Yet, when Jesus came to his disciples that first day of the week, far from concealing his wounds, he showed them his hands and his side – and the disciples rejoiced. As the absent Thomas acutely appreciated, Jesus’ wounded hands and side reveal the continuity between the Jesus who really and truly died on the cross and the now-living Risen Christ, who commissions his Church to heal the world’s wounds and impart his forgiveness and mercy in the sacraments of his Church: “Whose sins you forgive are forgiven them.”

That message and the experience of mercy and forgiveness flowing from it are at the heart of our new life together as Christ’s Church in the world.

For the resurrection was not just some nice thing that happened to Jesus a long time ago - and then leaves us and everything else in the world completely unchanged. Rather that world, as we just heard [1 john 1:5-6], has been conquered.

Homily for Divine Mercy Sunday, Immaculate Conception Church, Knoxville, TN, April 12, 2015.

Saturday, April 11, 2015

Images from Easter Past

Someone who spends more time on the internet than I think I should pointed me to this short (under two minutes) video, currently making the rounds, showing Pope Saint John XXIII in 1959 officiating at the traditional blessing of wax discs, impressed with the image of a lamb, known as Agnus Dei. This is an ancient Roman tradition of which I had hitherto been completely unaware. According to the old (early 20th-century) Catholic Encyclopedia, this blessing was performed in the first year of each new Pope's pontificate and every seventh year afterwards. 

The video from 1959 is black-and-white and (for whatever reason) has no sound, which may make it that much more effective, since there is no noise or commentary to distract us from the Pope's actions. To watch it, go to: https://www.youtube.com/watch?v=x6JsLf5Dzbg.

It begins with the discs being prepared and shows still scenes of the papal miters, chrism, and balsam waiting at the credence table. Pope John arrives in mozetta. The video then jumps to the Pope, now vested in miter and cope (and falda), who mixes chrism and balsam in a vessel of water, then dips the discs into the mixture, apparently accompanying these actions with various prayers.
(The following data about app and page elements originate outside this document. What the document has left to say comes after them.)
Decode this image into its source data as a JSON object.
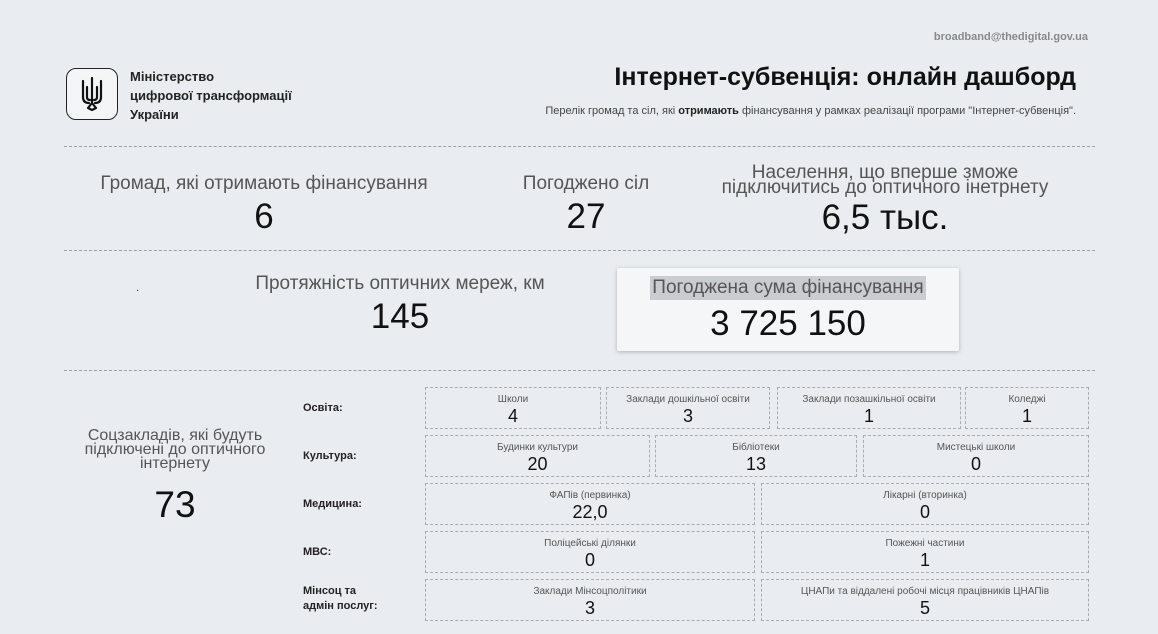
{
  "header": {
    "email": "broadband@thedigital.gov.ua",
    "ministry_line1": "Міністерство",
    "ministry_line2": "цифрової трансформації",
    "ministry_line3": "України",
    "logo_icon": "trident-icon",
    "title": "Інтернет-субвенція: онлайн дашборд",
    "subtitle_before": "Перелік громад та сіл, які ",
    "subtitle_bold": "отримають",
    "subtitle_after": " фінансування у рамках реалізації програми \"Інтернет-субвенція\"."
  },
  "kpis": {
    "communities": {
      "label": "Громад, які отримають фінансування",
      "value": "6"
    },
    "villages": {
      "label": "Погоджено сіл",
      "value": "27"
    },
    "population": {
      "label_line1": "Населення, що вперше зможе",
      "label_line2": "підключитись до оптичного інетрнету",
      "value": "6,5 тыс."
    },
    "network": {
      "label": "Протяжність оптичних мереж, км",
      "value": "145"
    },
    "funding": {
      "label": "Погоджена сума фінансування",
      "value": "3 725 150"
    },
    "dot": "."
  },
  "social": {
    "label_line1": "Соцзакладів, які будуть",
    "label_line2": "підключені до оптичного",
    "label_line3": "інтернету",
    "value": "73",
    "rows": [
      {
        "label": "Освіта:",
        "cells": [
          {
            "label": "Школи",
            "value": "4"
          },
          {
            "label": "Заклади дошкільної освіти",
            "value": "3"
          },
          {
            "label": "Заклади позашкільної освіти",
            "value": "1"
          },
          {
            "label": "Коледжі",
            "value": "1"
          }
        ]
      },
      {
        "label": "Культура:",
        "cells": [
          {
            "label": "Будинки культури",
            "value": "20"
          },
          {
            "label": "Бібліотеки",
            "value": "13"
          },
          {
            "label": "Мистецькі школи",
            "value": "0"
          }
        ]
      },
      {
        "label": "Медицина:",
        "cells": [
          {
            "label": "ФАПів (первинка)",
            "value": "22,0"
          },
          {
            "label": "Лікарні (вторинка)",
            "value": "0"
          }
        ]
      },
      {
        "label": "МВС:",
        "cells": [
          {
            "label": "Поліцейські ділянки",
            "value": "0"
          },
          {
            "label": "Пожежні частини",
            "value": "1"
          }
        ]
      },
      {
        "label_line1": "Мінсоц та",
        "label_line2": "адмін послуг:",
        "cells": [
          {
            "label": "Заклади Мінсоцполітики",
            "value": "3"
          },
          {
            "label": "ЦНАПи та віддалені робочі місця працівників ЦНАПів",
            "value": "5"
          }
        ]
      }
    ]
  }
}
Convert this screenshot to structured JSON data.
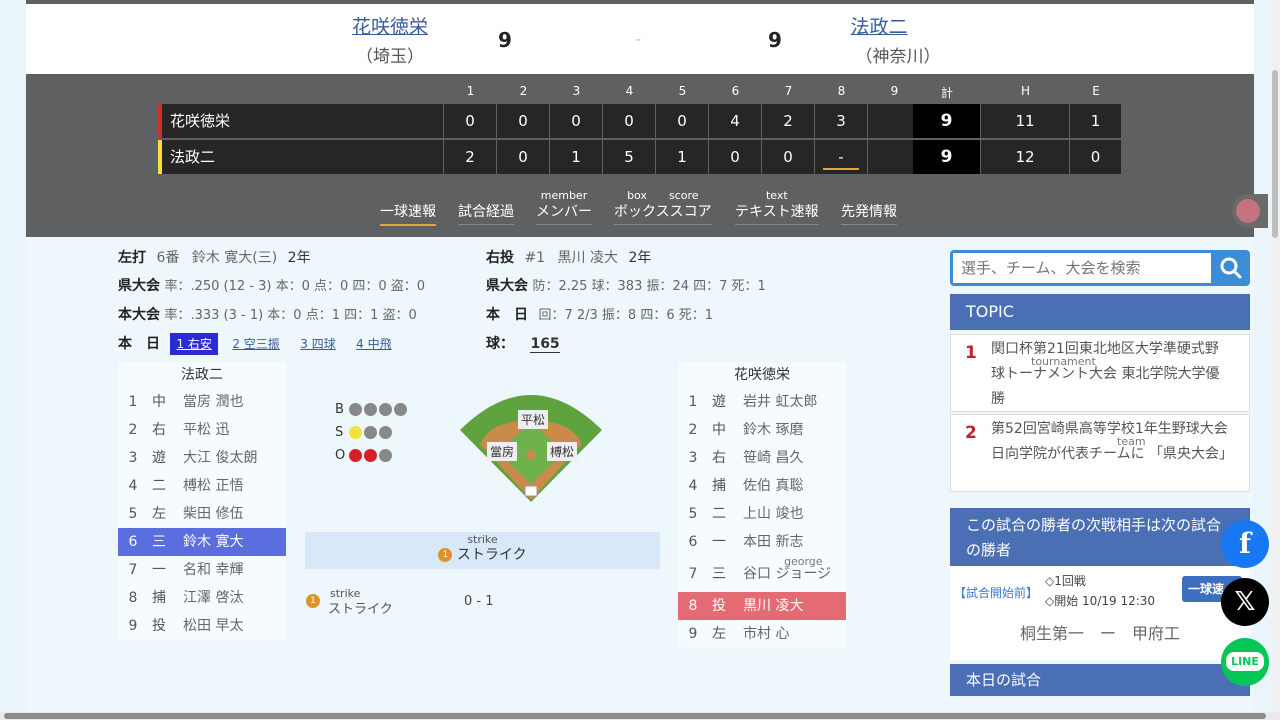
{
  "header": {
    "home": {
      "name": "花咲徳栄",
      "pref": "（埼玉）",
      "score": "9"
    },
    "away": {
      "name": "法政二",
      "pref": "（神奈川）",
      "score": "9"
    },
    "separator": "-"
  },
  "scoreboard": {
    "innings": [
      "1",
      "2",
      "3",
      "4",
      "5",
      "6",
      "7",
      "8",
      "9"
    ],
    "total_label": "計",
    "h_label": "H",
    "e_label": "E",
    "rows": [
      {
        "team": "花咲徳栄",
        "marker": "#d12c33",
        "scores": [
          "0",
          "0",
          "0",
          "0",
          "0",
          "4",
          "2",
          "3",
          ""
        ],
        "total": "9",
        "h": "11",
        "e": "1"
      },
      {
        "team": "法政二",
        "marker": "#f5e03a",
        "scores": [
          "2",
          "0",
          "1",
          "5",
          "1",
          "0",
          "0",
          "-",
          ""
        ],
        "total": "9",
        "h": "12",
        "e": "0"
      }
    ]
  },
  "tabs": [
    {
      "ruby": "",
      "label": "一球速報",
      "active": true
    },
    {
      "ruby": "",
      "label": "試合経過"
    },
    {
      "ruby": "member",
      "label": "メンバー"
    },
    {
      "ruby": "box　　score",
      "label": "ボックススコア"
    },
    {
      "ruby": "text",
      "label": "テキスト速報"
    },
    {
      "ruby": "",
      "label": "先発情報"
    }
  ],
  "batter": {
    "side": "左打",
    "order": "6番",
    "name": "鈴木 寛大(三)",
    "grade": "2年",
    "pref_label": "県大会",
    "pref_stats": "率：.250 (12 - 3)  本：0  点：0  四：0  盗：0",
    "tourney_label": "本大会",
    "tourney_stats": "率：.333 (3 - 1)  本：0  点：1  四：1  盗：0",
    "today_label": "本　日",
    "today": [
      "1 右安",
      "2 空三振",
      "3 四球",
      "4 中飛"
    ]
  },
  "pitcher": {
    "side": "右投",
    "number": "#1",
    "name": "黒川 凌大",
    "grade": "2年",
    "pref_label": "県大会",
    "pref_stats": "防：2.25  球：383  振：24  四：7  死：1",
    "today_label": "本　日",
    "today_stats": "回：7 2/3  振：8  四：6  死：1",
    "pitch_label": "球：",
    "pitch_count": "165"
  },
  "lineup_left": {
    "title": "法政二",
    "rows": [
      {
        "n": "1",
        "p": "中",
        "name": "當房 潤也"
      },
      {
        "n": "2",
        "p": "右",
        "name": "平松 迅"
      },
      {
        "n": "3",
        "p": "遊",
        "name": "大江 俊太朗"
      },
      {
        "n": "4",
        "p": "二",
        "name": "榑松 正悟"
      },
      {
        "n": "5",
        "p": "左",
        "name": "柴田 修伍"
      },
      {
        "n": "6",
        "p": "三",
        "name": "鈴木 寛大"
      },
      {
        "n": "7",
        "p": "一",
        "name": "名和 幸輝"
      },
      {
        "n": "8",
        "p": "捕",
        "name": "江澤 啓汰"
      },
      {
        "n": "9",
        "p": "投",
        "name": "松田 早太"
      }
    ]
  },
  "lineup_right": {
    "title": "花咲徳栄",
    "rows": [
      {
        "n": "1",
        "p": "遊",
        "name": "岩井 虹太郎"
      },
      {
        "n": "2",
        "p": "中",
        "name": "鈴木 琢磨"
      },
      {
        "n": "3",
        "p": "右",
        "name": "笹崎 昌久"
      },
      {
        "n": "4",
        "p": "捕",
        "name": "佐伯 真聡"
      },
      {
        "n": "5",
        "p": "二",
        "name": "上山 竣也"
      },
      {
        "n": "6",
        "p": "一",
        "name": "本田 新志"
      },
      {
        "n": "7",
        "p": "三",
        "name": "谷口 ジョージ",
        "ruby": "george"
      },
      {
        "n": "8",
        "p": "投",
        "name": "黒川 凌大"
      },
      {
        "n": "9",
        "p": "左",
        "name": "市村 心"
      }
    ]
  },
  "count": {
    "b": "B",
    "s": "S",
    "o": "O",
    "balls": 0,
    "strikes": 1,
    "outs": 2
  },
  "field": {
    "runner_2b": "平松",
    "runner_3b": "當房",
    "runner_1b": "榑松"
  },
  "pitch": {
    "ruby": "strike",
    "label": "ストライク",
    "num": "1",
    "log_ruby": "strike",
    "log_label": "ストライク",
    "log_count": "0 - 1"
  },
  "sidebar": {
    "search_placeholder": "選手、チーム、大会を検索",
    "topic_title": "TOPIC",
    "topics": [
      {
        "rank": "1",
        "text": "関口杯第21回東北地区大学準硬式野球トーナメント大会 東北学院大学優勝",
        "ruby": "tournament"
      },
      {
        "rank": "2",
        "text": "第52回宮崎県高等学校1年生野球大会 日向学院が代表チームに 「県央大会」",
        "ruby": "team"
      }
    ],
    "next_title": "この試合の勝者の次戦相手は次の試合の勝者",
    "next_status": "【試合開始前】",
    "next_round": "◇1回戦",
    "next_time": "◇開始 10/19 12:30",
    "next_button": "一球速",
    "next_match": "桐生第一　ー　甲府工",
    "today_title": "本日の試合"
  },
  "social": {
    "line": "LINE"
  }
}
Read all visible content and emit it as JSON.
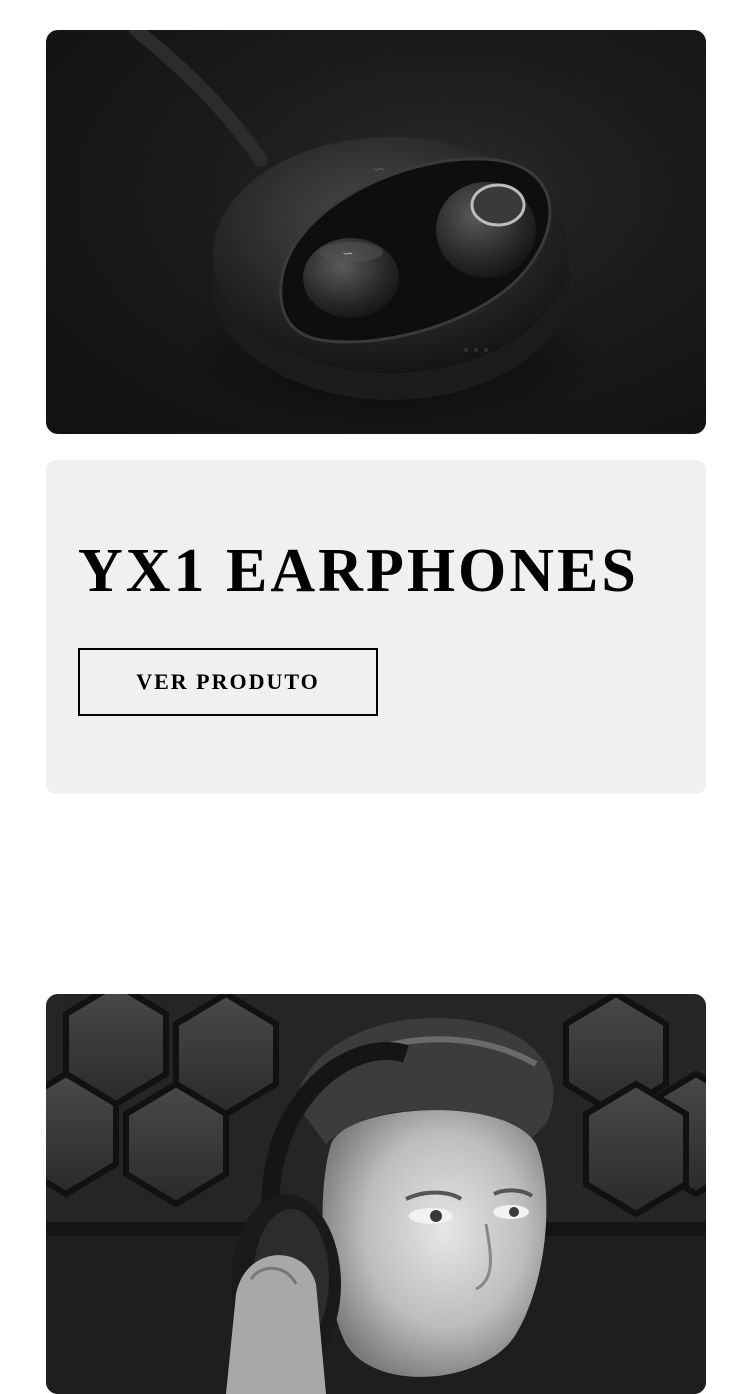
{
  "product": {
    "title": "YX1 EARPHONES",
    "button_label": "VER PRODUTO"
  },
  "colors": {
    "card_background": "#f0f0f0",
    "text": "#000000",
    "page_background": "#ffffff"
  }
}
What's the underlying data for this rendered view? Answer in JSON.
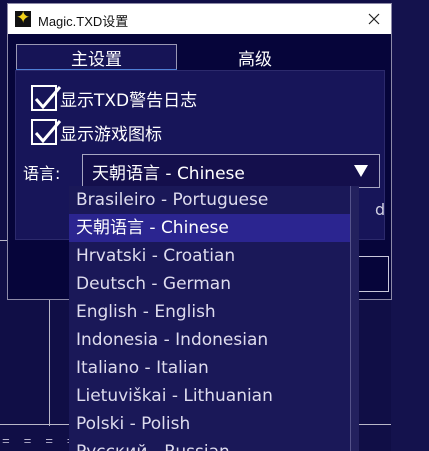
{
  "window": {
    "title": "Magic.TXD设置",
    "close_glyph": "✕"
  },
  "tabs": [
    {
      "label": "主设置",
      "active": true
    },
    {
      "label": "高级",
      "active": false
    }
  ],
  "options": {
    "show_txd_warning_log": {
      "label": "显示TXD警告日志",
      "checked": true
    },
    "show_game_icons": {
      "label": "显示游戏图标",
      "checked": true
    }
  },
  "language": {
    "label": "语言:",
    "selected": "天朝语言 - Chinese",
    "options": [
      "Brasileiro - Portuguese",
      "天朝语言 - Chinese",
      "Hrvatski - Croatian",
      "Deutsch - German",
      "English - English",
      "Indonesia - Indonesian",
      "Italiano - Italian",
      "Lietuviškai - Lithuanian",
      "Polski - Polish",
      "Русский - Russian"
    ],
    "selected_index": 1
  },
  "partial": {
    "clipped_char": "d"
  },
  "background": {
    "bottom_text": "= = = ="
  },
  "colors": {
    "background": "#12104a",
    "panel": "#171559",
    "selection": "#2b2590",
    "accent": "#4f7fd6",
    "title_bar": "#ffffff"
  }
}
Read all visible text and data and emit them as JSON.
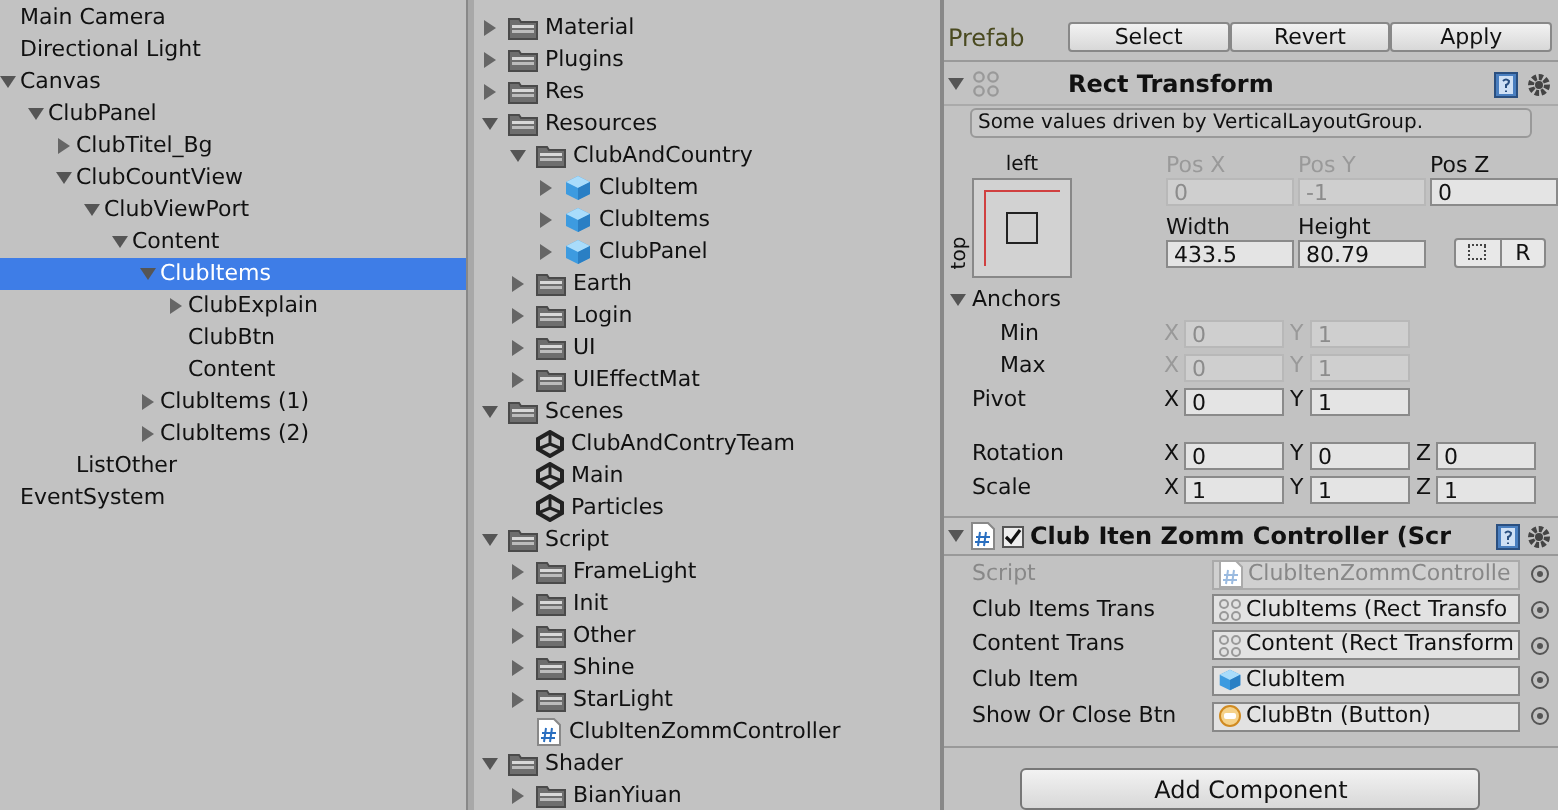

The ceremony ends with the Pope blessing the congregation from his throne and then departing.

According to the old Catholic Encyclopedia, this blessing took place on the Wednesday of Easter Week. Then, on the Saturday of Easter Week the solemn ceremony of distribution took place, at which the Pope put a packet of newly blessed Agnus Dei discs into the inverted miter of each cardinal and bishop who came up to receive them. Now that would be a really fun video to watch!

It is well known that Pope Saint John XXIII liked the baroque papal liturgy of the pre-conciliar Church, just as he expressed his affection for many of  the more devotional aspects of the old liturgy - like the Last Gospel, for example. He probably enjoyed himself as he performed that ancient ritual that Easter Wednesday in 1959, and from heaven he may still be enjoying our enjoying of him doing it!